The current concentration of giving among the ultra-wealthy and declines in volunteering are cause for concern, said Wales, because they suggest that many people feel their contributions wouldn’t make a difference. Declines in giving may also be a symptom of a disengaged and battered electorate.
But Wales says she is heartened by the informal efforts that have sprouted during the pandemic, such as local voluntary efforts to provide groceries and other basics to those in need.
The commission is “an opportunity to show how spontaneous actions by citizens suggest a trend in the other direction and possibilities for getting out of the polarization and dysfunction we find ourselves in,” said Wales.“Those folks feel engaged. And maybe that’s more meaningful over time than sending a check to a far-away organization.”
Michael Hartmann, senior fellow at the Capitol Research Center, a conservative research group, hopes the panel takes a broad look at the work of nonprofits.

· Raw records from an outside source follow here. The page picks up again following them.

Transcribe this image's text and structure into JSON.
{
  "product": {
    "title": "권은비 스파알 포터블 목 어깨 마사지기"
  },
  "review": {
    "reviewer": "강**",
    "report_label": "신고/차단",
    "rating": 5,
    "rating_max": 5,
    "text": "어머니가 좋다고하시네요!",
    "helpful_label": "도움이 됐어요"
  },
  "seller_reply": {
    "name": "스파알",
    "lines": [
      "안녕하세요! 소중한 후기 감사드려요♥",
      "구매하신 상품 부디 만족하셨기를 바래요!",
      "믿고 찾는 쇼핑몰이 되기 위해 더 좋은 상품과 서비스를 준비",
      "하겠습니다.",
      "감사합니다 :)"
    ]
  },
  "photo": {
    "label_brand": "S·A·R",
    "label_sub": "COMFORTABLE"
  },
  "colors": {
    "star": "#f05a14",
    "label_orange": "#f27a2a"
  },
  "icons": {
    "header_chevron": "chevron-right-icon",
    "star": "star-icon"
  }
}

The criticisms faced by donors are being dealt out by both conservative and liberal populists, who view endowments and the use of donor-advised funds with suspicion, Hartmann said. He noted, in particular, the candidacy of J.D. Vance, author of “Hillbilly Elegy,” for U.S. Senate. Vance, an Ohio Republican, has called the Ford Foundation a publicly subsidized “cancer on society.” Vance said in an interview on Fox News that Ford advances a “radical left-wing ideology,” such as the teaching of critical race theory.
Hartmann said critiques of philanthropy are sure to continue, as Republicans face good odds in recapturing the U.S. House after next year’s midterm elections. Republicans will be in charge of the Congress, either half of it or all of it next time,” Hartmann predicted. ”You can darn well bet that there might be some hearings or investigations. Populist conservative attacks on philanthropy are not going to go away.”
In addition to conducting research, the commission will work to get feedback from the public.
The commission hasn’t designed how that will work. It will start with using focus groups, surveys, and social-media campaigns to invite the broader public to weigh in on giving. Following that, the commission may seek high-profile efforts to spread the word about its work, like advertising at major sporting events or on popular television shows.
“We want to capture and celebrate the ways in which giving. volunteering, and civic engagement are being reimagined before our eyes,” said Suzy Antounian, the director of the commission. “And our sense is that research alone won’t get us there.”
Philanthropy has been an essential part of the American experience since native Americans provided for colonial settlers, said Jackie Bouvier Copeland, founder of Black Philanthropy Month. But for too long, she said, informal giving has been done “under the nose” of the philanthropic establishment.
“We need institutional philanthropy to respect the creativity and energy around mutual aid and assistance that is emerging all over the U.S. from every demographic and not to treat it as sort of a diluted or inferior form of philanthropy,” she said.
She hopes the commission will take serious consideration of the benefits provided by informal givers. But even more important, she said, philanthropy will continue to lose the trust of the broader public if the commission doesn’t take action following its national conversation.
If no action is taken, she said, the work of the commission will be viewed as merely a public-relations campaign to elevate the standing of philanthropy and rich donors in the minds of the American public, without doing anything to steer more money to help society.
Said Bouvier Copeland: “This commission will do more harm than good if it listens and does nothing.”
This article was provided to The Associated Press by the Chronicle of Philanthropy. Alex Daniels is a senior reporter at the Chronicle. Email: firstname.lastname@example.org. The AP and the Chronicle receive support from the Lilly Endowment for coverage of philanthropy and nonprofits. The AP and the Chronicle are solely responsible for all content. For all of AP’s philanthropy coverage, visit https://apnews.com/hub/philanthropy.